Using a Tiling Window Manager on macOS
Since starting to use Linux, I’ve been hearing more about window managers, and especially tiling window managers. I started to play around with them on my Linux install (I’m now using Kubuntu), and after some getting used to the keyboard shortcuts, I found it to be really useful to quickly be able to rearrange windows, and also have everything visible at once.
That’s why a few days ago I tried to see what I could achieve on my Mac. I’d tried BetterSnapTool recently, but wanted something with a bit more control. After watching a to of demos on YouTube of people’s setups, it seems as if yabai was the most popular option. I was starting to get the feel of it, but it never felt stable. Sometimes as I was typing in Safari’s address bar, the windows would attempt to readjust as if I’d moved something. But it just resulted in a bunch of flickering. Add on that you need to disable SIP before installing yabai, it never felt like a great choice.

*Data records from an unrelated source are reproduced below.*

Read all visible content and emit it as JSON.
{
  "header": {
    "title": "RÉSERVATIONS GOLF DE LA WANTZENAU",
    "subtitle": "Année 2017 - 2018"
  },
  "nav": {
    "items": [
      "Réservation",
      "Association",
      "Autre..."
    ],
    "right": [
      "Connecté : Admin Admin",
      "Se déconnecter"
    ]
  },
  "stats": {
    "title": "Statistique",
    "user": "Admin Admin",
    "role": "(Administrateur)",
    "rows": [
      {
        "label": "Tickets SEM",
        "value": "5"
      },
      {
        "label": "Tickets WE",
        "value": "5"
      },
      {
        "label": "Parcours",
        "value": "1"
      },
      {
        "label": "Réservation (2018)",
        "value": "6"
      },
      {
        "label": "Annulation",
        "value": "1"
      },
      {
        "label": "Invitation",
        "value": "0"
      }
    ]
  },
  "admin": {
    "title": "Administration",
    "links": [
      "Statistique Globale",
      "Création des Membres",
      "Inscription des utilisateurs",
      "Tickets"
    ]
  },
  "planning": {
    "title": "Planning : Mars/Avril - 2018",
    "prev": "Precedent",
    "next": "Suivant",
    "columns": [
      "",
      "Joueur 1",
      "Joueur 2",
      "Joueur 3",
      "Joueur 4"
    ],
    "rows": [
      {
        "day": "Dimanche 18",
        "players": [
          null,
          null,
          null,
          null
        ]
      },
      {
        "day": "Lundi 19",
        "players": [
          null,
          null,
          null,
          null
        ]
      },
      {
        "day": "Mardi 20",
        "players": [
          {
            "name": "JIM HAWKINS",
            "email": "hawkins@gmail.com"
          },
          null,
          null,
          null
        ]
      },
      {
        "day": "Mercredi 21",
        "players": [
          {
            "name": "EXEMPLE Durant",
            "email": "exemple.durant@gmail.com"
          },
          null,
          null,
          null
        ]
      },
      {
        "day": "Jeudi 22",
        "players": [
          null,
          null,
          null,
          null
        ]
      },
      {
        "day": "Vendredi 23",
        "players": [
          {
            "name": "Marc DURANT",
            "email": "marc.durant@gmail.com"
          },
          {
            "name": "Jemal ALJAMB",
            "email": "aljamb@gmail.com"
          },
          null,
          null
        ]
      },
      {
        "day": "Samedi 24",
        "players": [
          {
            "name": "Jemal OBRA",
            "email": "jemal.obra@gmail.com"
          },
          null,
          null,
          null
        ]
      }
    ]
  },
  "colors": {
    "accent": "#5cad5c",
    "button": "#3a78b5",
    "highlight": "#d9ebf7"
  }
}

But, I looked a bit more, and I discovered another option, Amethyst. I checked out the website, and it looked reasonably simple to grasp the basics of, while also offering an absolute ton of options. This is what I wanted ideally, as I want to be able to use it straight away, but I didn’t want to be stuck with a really restricted experience.
By default, it has over 50 different actions that are configured with keyboard shortcuts. Right now, I’m using about five of them regularly, and I already feel faster on my Mac.
There are a few default layouts, and you even create them yourself, but I’ve been using the “Tall” layout the whole time, and I think it’s certainly enough for now. That basically means that there’s one window to the left, and all other windows are in a vertical stack to the right.
Here’s an example of how my Mac usually looks:
On the left, I have the “main” window, this is usually a web browser or text editor. Then on the right, there’s usually at least one terminal window, and maybe a few extras.
How I’ve been using the right side is that I’ll have a handy terminal window to perform quick commands, like managing a git repository, but also windows that I might want to occasionally check out. So if I’m writing code, I might have a terminal to the right for git, and a web browser while I’m looking at how to do a certain task.
There are times where I’d like a full-screen app, for example when I’m writing, I like to have just Ulysses open, or if I’m reading a long web page, I might want to also have that as big as possible. For this, I usually use a different desktop. Amethyst does have a bunch of shortcuts for managing desktops, but I’ve not got the hang of those yet.
As for the shortcuts that I do use, I can adjust the width of the focussed window, by using
SHIFT + OPT + L to make it bigger and
SHIFT + OPT + L to make it smaller. And if the window you have focused is in a vertical stack, then they are all resized at the same time.
To move focus between windows, you can cycle through them clockwise with
SHIFT + OPT + K, and clockwise with
SHIFT + OPT + J. Most of the time I do this via the trackpad, but the shortcuts can be useful.
But I’d say the most useful is
SHIFT + OPT + RETURN, which swaps the focussed window with the “main” window. Essentially making it the big window on the left of my display. It becomes key when there are three or more windows on the right, and I want to quickly make it bigger. Then when I’m done, I can just focus on the previous window and make that the main window again.
There are definitely some drawbacks to using a tiling window manager. The main one is that you can’t have two big windows, with one behind the other. This has forced me into multiple desktops, but also hide or quit applications when I’m finished with them.
The only thing I’m not sure about is how it will deal with multiple monitors. Maybe I’ll try that out soon.
For now, I’m enjoying how fast it feels to navigate between windows on my Mac, and hopefully, I’ll get the hang of some more shortcuts soon.